In Fox v. Millman, A-39/40-10, Justice Helen Hoens authoring for a unanimous Court wrote:

"Substituting the equitable doctrine of laches for the clear guidance expressed in statutes of limitations would create a chaotic and unpredictable patchwork in which the only certainty would be the inconsistency of outcomes as different judges, or, as in this matter, juries, evaluate timeliness individually[.]"

Likewise, "even were we to agree in principle that laches might be applied so as to shorten an otherwise permissible period for initiation of litigation, we would nonetheless conclude that only the rarest of circumstances and only overwhelming equitable concerns would allow for that result[.]" (emphasis added).

Similarly, the Court's syllabus also notes:
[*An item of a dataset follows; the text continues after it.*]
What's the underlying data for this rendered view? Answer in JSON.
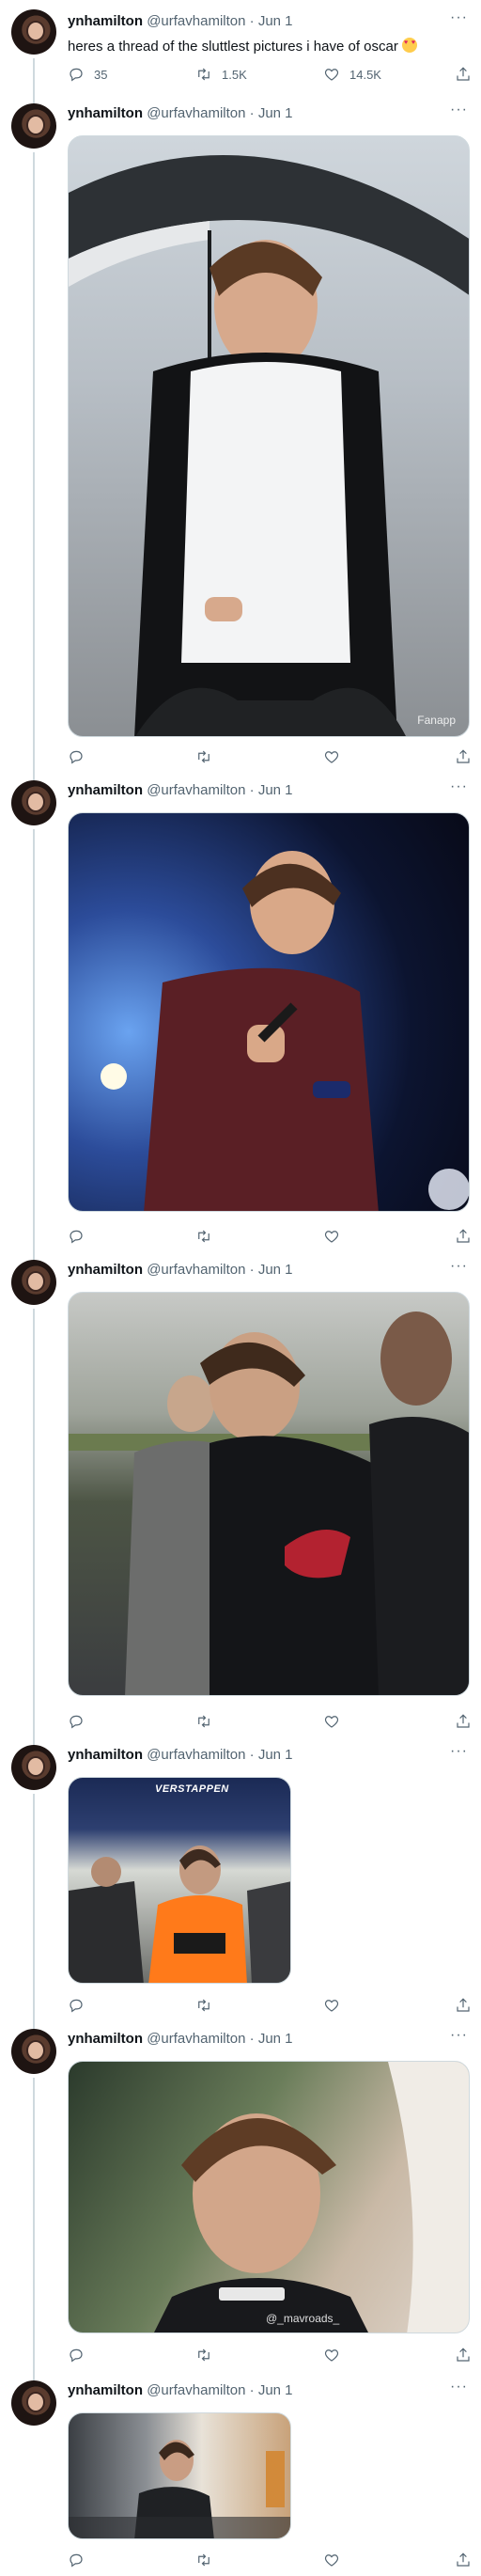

"The United States Supreme Court has observed that if a suit in equity raises claims as to which there is an applicable statute of limitations, it does not preclude the defense of laches, provided there has been unreasonable delay within the time limited by the statute.  Patterson v. Hewitt, 195 U.S. 309, 318
(1904).  On the other hand, if the suit is an action at law, the United States Supreme Court has held that applying laches within the term of the governing statute of limitations is no defense at law.  United States v. Mack, 295 U.S. 480, 489 (1935).  This Court has traditionally conformed to this distinction between law and equity in considering the application of laches."

***

" Although Lavin v. Hackensack Bd. of Educ., 90 N.J. 145 (1982), was limited to applying laches to a claim not governed by any statute of limitations, the trial and appellate courts relied on a footnote in Lavin, which discussed applying laches to defeat a claim despite the fact that the time fixed by an analogous statute of limitations had not passed, to conclude that it was appropriate to utilize laches in this case.  The Court disagrees.  Causes of action brought at law are governed in the first instance by statutes of limitations that have been fixed by the Legislature to create defined and regularly applicable periods against which to determine timeliness.  Laches, on the other hand, remains an equitable doctrine, utilized to achieve fairness."

Full decision after the jump...